by Orient-ExpressReissue of the 1980s cassette only release, plus 19 minutes of rare quality bonus material, by this groundbreaking French experimental RiO / Zeuhl type fusion duo. Issued in 2015 as a 50 copy CDR edition, and now on Bandcamp download.
From Audion #5, page 20, review by Alan Freeman...
Despite their name, Orient Express are typically French in every way. They play a music that has grown through French rock and jazz cultures since the late sixties, an explosive cocktail of diverse and exciting ideas, through which this exceptionally talented duo challenge the listener and succeed with impeccable virtuosity.
Pascale Jakubowski (seemingly the leader) plays piano and bass clarinet, she’s also an exceptionally talented vocalist capable of performing virtually every type of vocal utterance one can imagine. Erik Baron plays bass guitar and is indeed adept at making it sound like anything from a cello to a Chapman Stick. They are also aided by all manner of devices, drum-computer, etc. In the booklet that accompanies the cassette, the two musicians quote their influences - Pascale comments that the use of text on Eno & Byrne’s My Life In The Bush Of Ghosts inspired her vocal technique to a great extent, as well as ethnic chants, the experimental use of phonetics by the likes of Tamia, Meredith Monk, etc. Her bass clarinet playing reminiscent of Michel Berkmans (I know he pays bassoon and oboe, but the style is similar), though she doesn’t quote any such influence. Erik quotes people as diverse as Klaus Schulze, Stockhausen, Magma and Bela Bartok, as having influenced him over the years.
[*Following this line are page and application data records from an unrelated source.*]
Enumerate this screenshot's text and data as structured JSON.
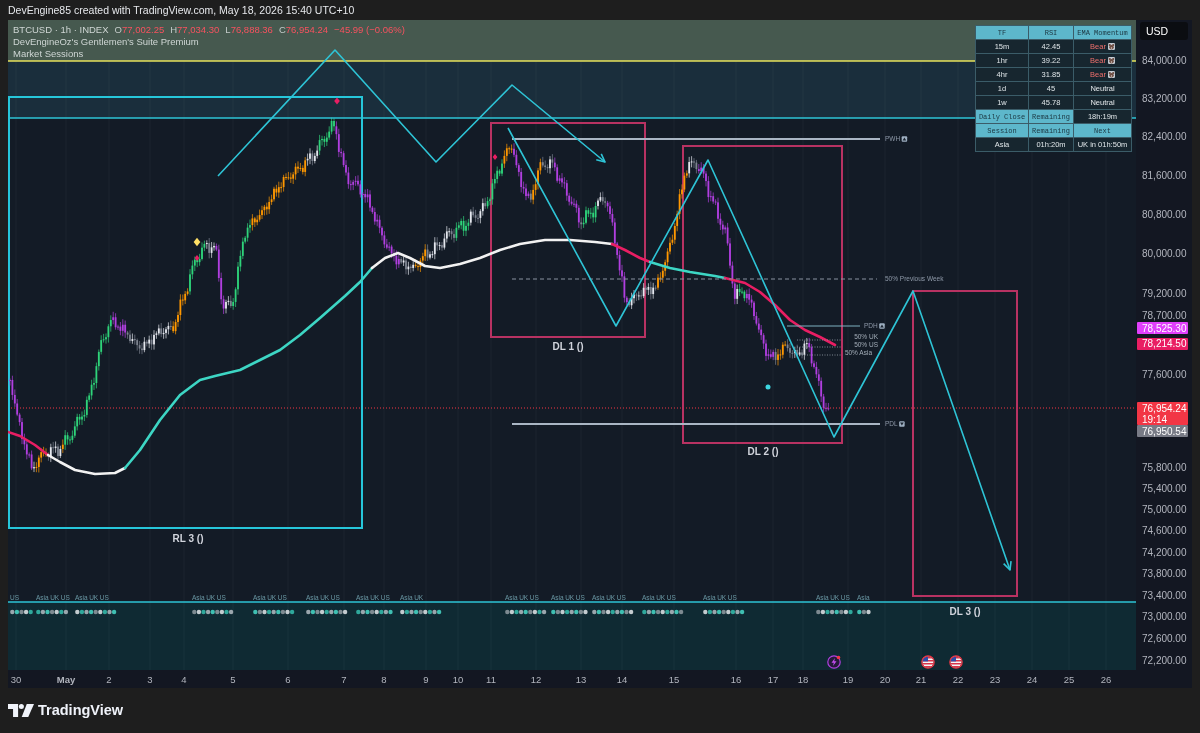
{
  "caption": "DevEngine85 created with TradingView.com, May 18, 2026 15:40 UTC+10",
  "legend": {
    "symbol": "BTCUSD · 1h · INDEX",
    "falling": true,
    "ohlc": [
      {
        "label": "O",
        "value": "77,002.25"
      },
      {
        "label": "H",
        "value": "77,034.30"
      },
      {
        "label": "L",
        "value": "76,888.36"
      },
      {
        "label": "C",
        "value": "76,954.24"
      }
    ],
    "change": "−45.99 (−0.06%)",
    "indicators": [
      "DevEngineOz's Gentlemen's Suite Premium",
      "Market Sessions"
    ]
  },
  "info_table": {
    "columns": [
      "TF",
      "RSI",
      "EMA Momentum"
    ],
    "rows": [
      {
        "tf": "15m",
        "rsi": "42.45",
        "momentum": "Bear",
        "kind": "bear"
      },
      {
        "tf": "1hr",
        "rsi": "39.22",
        "momentum": "Bear",
        "kind": "bear"
      },
      {
        "tf": "4hr",
        "rsi": "31.85",
        "momentum": "Bear",
        "kind": "bear"
      },
      {
        "tf": "1d",
        "rsi": "45",
        "momentum": "Neutral",
        "kind": "neutral"
      },
      {
        "tf": "1w",
        "rsi": "45.78",
        "momentum": "Neutral",
        "kind": "neutral"
      }
    ],
    "daily_close": [
      "Daily Close",
      "Remaining",
      "18h:19m"
    ],
    "session_columns": [
      "Session",
      "Remaining",
      "Next"
    ],
    "session_row": [
      "Asia",
      "01h:20m",
      "UK in 01h:50m"
    ]
  },
  "price_axis": {
    "currency": "USD",
    "ticks": [
      "84,000.00",
      "83,200.00",
      "82,400.00",
      "81,600.00",
      "80,800.00",
      "80,000.00",
      "79,200.00",
      "78,700.00",
      "77,600.00",
      "75,800.00",
      "75,400.00",
      "75,000.00",
      "74,600.00",
      "74,200.00",
      "73,800.00",
      "73,400.00",
      "73,000.00",
      "72,600.00",
      "72,200.00"
    ],
    "tags": [
      {
        "lines": [
          "78,525.30"
        ],
        "color": "#e040fb"
      },
      {
        "lines": [
          "78,214.50"
        ],
        "color": "#e91e63"
      },
      {
        "lines": [
          "76,954.24",
          "19:14"
        ],
        "color": "#f23645"
      },
      {
        "lines": [
          "76,950.54"
        ],
        "color": "#787b86"
      }
    ]
  },
  "chart": {
    "zones": [
      {
        "label": "RL 3 ()",
        "color": "#26c6da"
      },
      {
        "label": "DL 1 ()",
        "color": "#b83262"
      },
      {
        "label": "DL 2 ()",
        "color": "#b83262"
      },
      {
        "label": "DL 3 ()",
        "color": "#b83262"
      }
    ],
    "levels": [
      {
        "label": "PWH",
        "kind": "high"
      },
      {
        "label": "50% Previous Week",
        "kind": "mid"
      },
      {
        "label": "PDH",
        "kind": "high"
      },
      {
        "label": "PDL",
        "kind": "low"
      }
    ],
    "session_mids": [
      "50% UK",
      "50% US",
      "50% Asia"
    ],
    "session_labels": [
      [
        "US"
      ],
      [
        "Asia",
        "UK",
        "US"
      ],
      [
        "Asia",
        "UK",
        "US"
      ],
      [
        "Asia",
        "UK",
        "US"
      ],
      [
        "Asia",
        "UK",
        "US"
      ],
      [
        "Asia",
        "UK",
        "US"
      ],
      [
        "Asia",
        "UK",
        "US"
      ],
      [
        "Asia",
        "UK"
      ],
      [
        "Asia",
        "UK",
        "US"
      ],
      [
        "Asia",
        "UK",
        "US"
      ],
      [
        "Asia",
        "UK",
        "US"
      ],
      [
        "Asia",
        "UK",
        "US"
      ],
      [
        "Asia",
        "UK",
        "US"
      ],
      [
        "Asia",
        "UK",
        "US"
      ],
      [
        "Asia"
      ]
    ]
  },
  "time_axis": [
    {
      "text": "30",
      "kind": "day"
    },
    {
      "text": "May",
      "kind": "month"
    },
    {
      "text": "2",
      "kind": "day"
    },
    {
      "text": "3",
      "kind": "day"
    },
    {
      "text": "4",
      "kind": "day"
    },
    {
      "text": "5",
      "kind": "day"
    },
    {
      "text": "6",
      "kind": "day"
    },
    {
      "text": "7",
      "kind": "day"
    },
    {
      "text": "8",
      "kind": "day"
    },
    {
      "text": "9",
      "kind": "day"
    },
    {
      "text": "10",
      "kind": "day"
    },
    {
      "text": "11",
      "kind": "day"
    },
    {
      "text": "12",
      "kind": "day"
    },
    {
      "text": "13",
      "kind": "day"
    },
    {
      "text": "14",
      "kind": "day"
    },
    {
      "text": "15",
      "kind": "day"
    },
    {
      "text": "16",
      "kind": "day"
    },
    {
      "text": "17",
      "kind": "day"
    },
    {
      "text": "18",
      "kind": "day"
    },
    {
      "text": "19",
      "kind": "day"
    },
    {
      "text": "20",
      "kind": "day"
    },
    {
      "text": "21",
      "kind": "day"
    },
    {
      "text": "22",
      "kind": "day"
    },
    {
      "text": "23",
      "kind": "day"
    },
    {
      "text": "24",
      "kind": "day"
    },
    {
      "text": "25",
      "kind": "day"
    },
    {
      "text": "26",
      "kind": "day"
    }
  ],
  "branding": "TradingView"
}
Requiem opens the tape with orchestral sounds, strange vocals and percussive bass, and moves through glissandi and abstract phases, with some fascinating vocal gibberish. Orient Express follows with some manic piano attacks, akin to Art Zoyd (or ultimately Stravinski), building up in a crazed rhythmic fashion, backed by cacophonous echoed drum- machine and glissando bass. On Inarticulomortis Pascale lets rip, with multiple tracks of her voice reciting nonsensical things like "a ning-nang-ning-na nong..." over Stick style bass, as they say - weird but wonderful! On the other tracks we are taken through many moods, both violent and spooky, with never a dull moment anywhere. Thoroughly inventive music that should appeal to all lovers of RIO and/or modern avant-garde rock.